After coming off a 6-month sabbatical from Apple, I returned to work at about 5:30 am, cleared my inbox by 8 a.m. (hey, it was 1994 – this was still humanly possible, back then). By 8:30, I was sitting bright and cheery in the conference room for the regular weekly kickoff meeting that our work team used to sync all our projects. As delighted as I was to be back, I was sure I was going to be behind.
About 30 minutes into the meeting, I was a little flush, and perhaps sickly looking because as I excused myself from the meeting, everyone turned to ask me, “what’s wrong?”. And I didn’t know how to explain to them that they were having the exact conversation they were having when I had left the building 6 months earlier. And by exact, I mean to say the same argument almost to the same sequence of words, said by the same people. Nothing had changed, but more meetings had surely taken place. I wanted to barf on their shoes right there in that room, so sick did this realization make me.
But meetings continue — long in duration and short in value. Maybe it won’t surprise you then that when Cameron Herold answered my question about how all companies could be more entrepreneurial, he shared this nugget of wisdom:
Get everyone in the company booking ALL meetings for 50% of the time they first think to book it for. And challenge them ongoing by asking if meetings couldn’t be done in half the time going forward. i.e. if people book meetings for 2 hours, get them to book them for 1 hour instead. Shorten ALL standing meetings by 50%. Cut all meetings everyone currently has booked in their calendar for all attendees by 50%.

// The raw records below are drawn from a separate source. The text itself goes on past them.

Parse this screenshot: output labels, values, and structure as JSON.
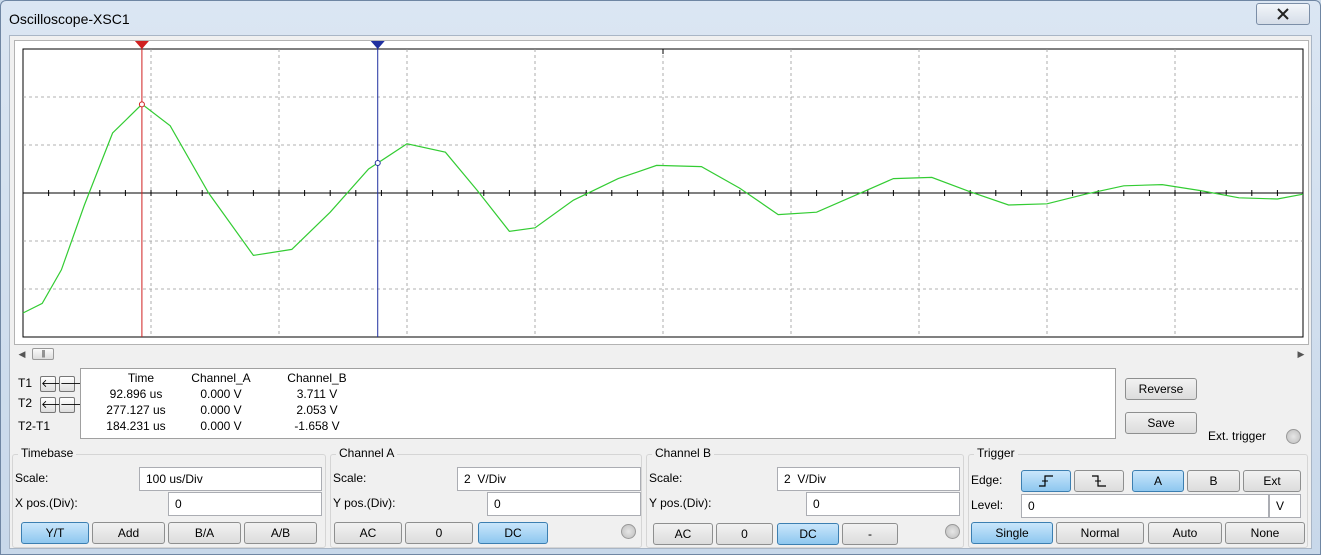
{
  "window": {
    "title": "Oscilloscope-XSC1"
  },
  "icons": {
    "close": "close-icon"
  },
  "screen": {
    "background": "#ffffff",
    "trace_color": "#33cc33",
    "cursor1_color": "#d02020",
    "cursor2_color": "#2030a0",
    "cursor1_time_us": 92.896,
    "cursor2_time_us": 277.127
  },
  "chart_data": {
    "type": "line",
    "xlabel": "",
    "ylabel": "",
    "x_units": "us",
    "y_units": "V",
    "time_per_div_us": 100,
    "volts_per_div": 2,
    "xlim": [
      0,
      1000
    ],
    "ylim": [
      -6,
      6
    ],
    "series": [
      {
        "x": [
          0,
          15,
          30,
          48,
          70,
          93,
          115,
          145,
          180,
          210,
          240,
          270,
          300,
          330,
          355,
          380,
          400,
          430,
          465,
          495,
          530,
          560,
          590,
          620,
          650,
          680,
          710,
          740,
          770,
          800,
          830,
          860,
          890,
          920,
          950,
          980,
          1000
        ],
        "y": [
          -5.0,
          -4.6,
          -3.2,
          -0.5,
          2.5,
          3.7,
          2.8,
          0.0,
          -2.6,
          -2.35,
          -0.8,
          1.0,
          2.05,
          1.7,
          0.1,
          -1.6,
          -1.45,
          -0.3,
          0.6,
          1.15,
          1.1,
          0.2,
          -0.9,
          -0.8,
          -0.1,
          0.6,
          0.65,
          0.05,
          -0.5,
          -0.45,
          -0.05,
          0.3,
          0.35,
          0.1,
          -0.2,
          -0.25,
          -0.05
        ]
      }
    ]
  },
  "readout": {
    "headers": {
      "time": "Time",
      "channel_a": "Channel_A",
      "channel_b": "Channel_B"
    },
    "rows": [
      {
        "label": "T1",
        "time": "92.896 us",
        "channel_a": "0.000 V",
        "channel_b": "3.711 V"
      },
      {
        "label": "T2",
        "time": "277.127 us",
        "channel_a": "0.000 V",
        "channel_b": "2.053 V"
      },
      {
        "label": "T2-T1",
        "time": "184.231 us",
        "channel_a": "0.000 V",
        "channel_b": "-1.658 V"
      }
    ]
  },
  "buttons": {
    "reverse": "Reverse",
    "save": "Save"
  },
  "ext_trigger": {
    "label": "Ext. trigger"
  },
  "timebase": {
    "title": "Timebase",
    "scale_label": "Scale:",
    "scale_value": "100 us/Div",
    "xpos_label": "X pos.(Div):",
    "xpos_value": "0",
    "modes": [
      "Y/T",
      "Add",
      "B/A",
      "A/B"
    ],
    "active_mode": "Y/T"
  },
  "channel_a": {
    "title": "Channel A",
    "scale_label": "Scale:",
    "scale_value": "2  V/Div",
    "ypos_label": "Y pos.(Div):",
    "ypos_value": "0",
    "coupling": [
      "AC",
      "0",
      "DC"
    ],
    "active_coupling": "DC"
  },
  "channel_b": {
    "title": "Channel B",
    "scale_label": "Scale:",
    "scale_value": "2  V/Div",
    "ypos_label": "Y pos.(Div):",
    "ypos_value": "0",
    "coupling": [
      "AC",
      "0",
      "DC",
      "-"
    ],
    "active_coupling": "DC"
  },
  "trigger": {
    "title": "Trigger",
    "edge_label": "Edge:",
    "edge_icons": [
      "rising-edge-icon",
      "falling-edge-icon"
    ],
    "sources": [
      "A",
      "B",
      "Ext"
    ],
    "active_source": "A",
    "level_label": "Level:",
    "level_value": "0",
    "level_unit": "V",
    "modes": [
      "Single",
      "Normal",
      "Auto",
      "None"
    ],
    "active_mode": "Single"
  }
}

Cameron did a great TED talk on raising kids to be entrepreneurs , and is the author of the book, Double Double – about how to grow the performance of companies. And his solution seems to hold a practical truth. Every team spends way, way too much time coordinating activities and talking about things they could read more efficiently. EVERY team could use a dose or two of entrepreneurship. Entrepreneurial teams tend to think faster, pivot faster, do more with less, abhor bureaucracy, and get everything done for a fraction of the price that big companies do. They need to. If not, they die, or are acquired. But it’s also a LOT more fun working in entrepreneurial environments, because more stuff gets done, by less people, faster. They allow people to do great work rather than spend time talking with each other about how one day, they’ll do great work. It’s less talk, and more action.
So what if we could each bring this little tidbit of wisdom to our work cultures — would you?
I’d love to start a dialogue on ways each of us could execute this solution, and will offer to send 1 of you (randomly chosen picked end of day, Sunday the 27th) a copy of Cameron’s latest book…What would you be able to create/build/do if you weren’t sitting in a meeting? How might you apply Cameron’s idea where you work? How might it affect the overall culture of innovation?